Fred sent me a link to this YouTube video last night. Neither one of us can figure why we had never heard of this... event -- before. Late to the party and irrelevant, I nonetheless found myself belatedly typing away as if something might depend on it beyond my own sanity, outrage, and sadness.

This is a remarkable piece of footage that chills the soul. Knee-jerk leftist-leaning liberal that I am -- because real socialism is not available in a ready mix formula here in the states -- I respect the authority of police and believe, à la Anne Frank, that "(d)espite everything... people are really good at heart."

Usually, tossing in a laden quote from such a heavy source as Anne Frank translates as nothing short of cheesy -- and mightily lazy.

But I think I can pull it off here.

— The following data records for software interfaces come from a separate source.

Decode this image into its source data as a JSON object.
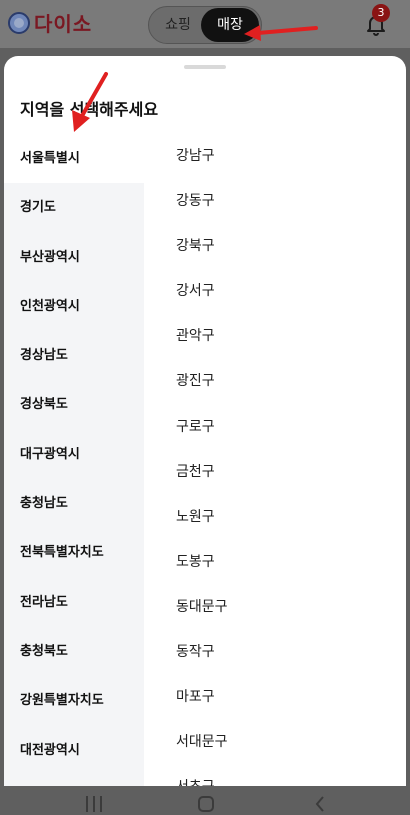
{
  "app_bar": {
    "logo_text": "다이소",
    "segments": [
      "쇼핑",
      "매장"
    ],
    "notification_count": "3"
  },
  "sheet": {
    "title": "지역을 선택해주세요",
    "regions": [
      "서울특별시",
      "경기도",
      "부산광역시",
      "인천광역시",
      "경상남도",
      "경상북도",
      "대구광역시",
      "충청남도",
      "전북특별자치도",
      "전라남도",
      "충청북도",
      "강원특별자치도",
      "대전광역시"
    ],
    "selected_region": "서울특별시",
    "districts": [
      "강남구",
      "강동구",
      "강북구",
      "강서구",
      "관악구",
      "광진구",
      "구로구",
      "금천구",
      "노원구",
      "도봉구",
      "동대문구",
      "동작구",
      "마포구",
      "서대문구",
      "서초구"
    ]
  },
  "colors": {
    "accent_red": "#e02020",
    "brand": "#7a1822"
  }
}
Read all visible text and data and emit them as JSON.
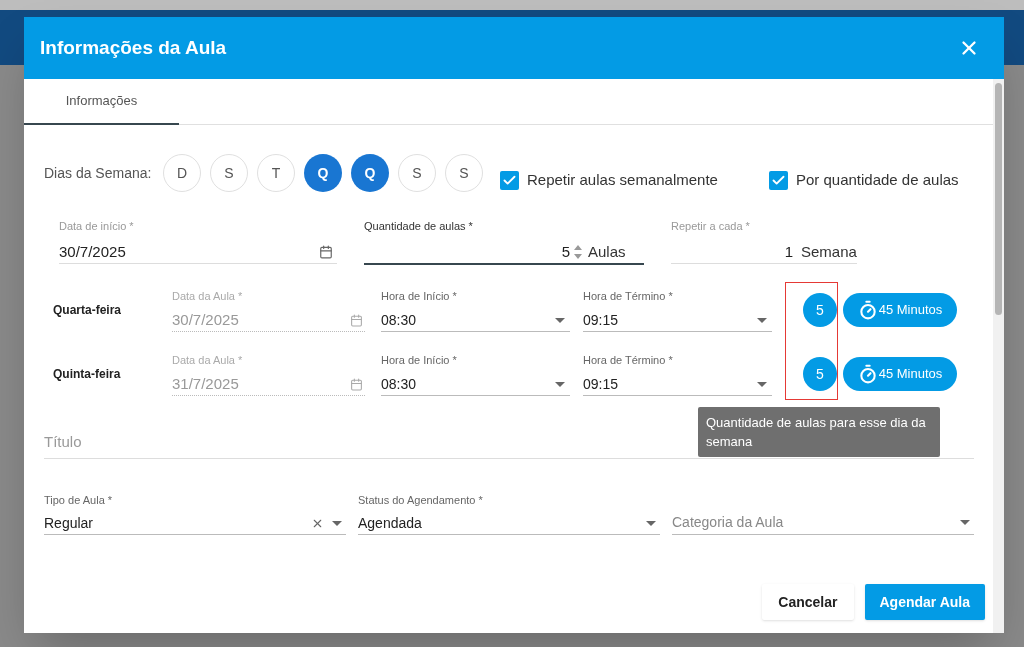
{
  "dialog": {
    "title": "Informações da Aula"
  },
  "tabs": [
    {
      "label": "Informações",
      "selected": true
    }
  ],
  "weekdays": {
    "label": "Dias da Semana:",
    "days": [
      {
        "letter": "D",
        "selected": false
      },
      {
        "letter": "S",
        "selected": false
      },
      {
        "letter": "T",
        "selected": false
      },
      {
        "letter": "Q",
        "selected": true
      },
      {
        "letter": "Q",
        "selected": true
      },
      {
        "letter": "S",
        "selected": false
      },
      {
        "letter": "S",
        "selected": false
      }
    ]
  },
  "options": [
    {
      "label": "Repetir aulas semanalmente",
      "checked": true
    },
    {
      "label": "Por quantidade de aulas",
      "checked": true
    }
  ],
  "fields": [
    {
      "kind": "date",
      "label": "Data de início *",
      "value": "30/7/2025"
    },
    {
      "kind": "number",
      "label": "Quantidade de aulas *",
      "value": "5",
      "suffix": "Aulas",
      "focused": true
    },
    {
      "kind": "plain",
      "label": "Repetir a cada *",
      "value": "1",
      "suffix": "Semana",
      "focused": false
    }
  ],
  "schedule": [
    {
      "day": "Quarta-feira",
      "date_label": "Data da Aula *",
      "date": "30/7/2025",
      "start_label": "Hora de Início *",
      "start": "08:30",
      "end_label": "Hora de Término *",
      "end": "09:15",
      "count": "5",
      "duration": "45 Minutos"
    },
    {
      "day": "Quinta-feira",
      "date_label": "Data da Aula *",
      "date": "31/7/2025",
      "start_label": "Hora de Início *",
      "start": "08:30",
      "end_label": "Hora de Término *",
      "end": "09:15",
      "count": "5",
      "duration": "45 Minutos"
    }
  ],
  "count_highlight": true,
  "tooltip": "Quantidade de aulas para esse dia da semana",
  "title_field": {
    "placeholder": "Título"
  },
  "selects": [
    {
      "label": "Tipo de Aula *",
      "value": "Regular",
      "clearable": true
    },
    {
      "label": "Status do Agendamento *",
      "value": "Agendada",
      "clearable": false
    },
    {
      "placeholder": "Categoria da Aula",
      "clearable": false
    }
  ],
  "buttons": [
    {
      "kind": "secondary",
      "label": "Cancelar"
    },
    {
      "kind": "primary",
      "label": "Agendar Aula"
    }
  ]
}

The "ceremon(ies) of innocence" are so well documented, by the diary, by surveillance film, that assignations of guilt and innocence should be rote and incontestable. claims these synonyms for incontestable: hard, inarguable, incontrovertible, indisputable, indubitable, irrefutable, positive, sure, unassailable, undeniable, unquestionable.

And yet, in both cases, all we really know is that the principles are dead -- and only in rereading do I see the double entendre, that ethical rigor is as much absent to these situations as mercy or justice, individuated or girded by systemic approbation.

Oh, big words, grand thoughts.

In this video, Michael Pleasance is murdered by police officer Alvin Weems.

When I read about the ensuing cover up, scary in its extent and practiced nature, I found myself humming Dylan's Lonesome Death of Hattie Carroll. (Really! Not a song I normally reference, it had been recently in mind due to the title of my post about Evan Tanner.) Most of the lyrics, I remembered, but not the all important last strophe wherein William Zantzinger faces the judge and is sentenced to six months for Carroll's murder.

When so much has gone so wrong, we all would like to be able to isolate the blame and forget that an ultimate necessitates a penultimate. When so much has gone so wrong, we forget that no event is discrete.

You who philosophize disgrace and criticize all fears,

Bury the rag deep in your face,

For now's the time for your tears.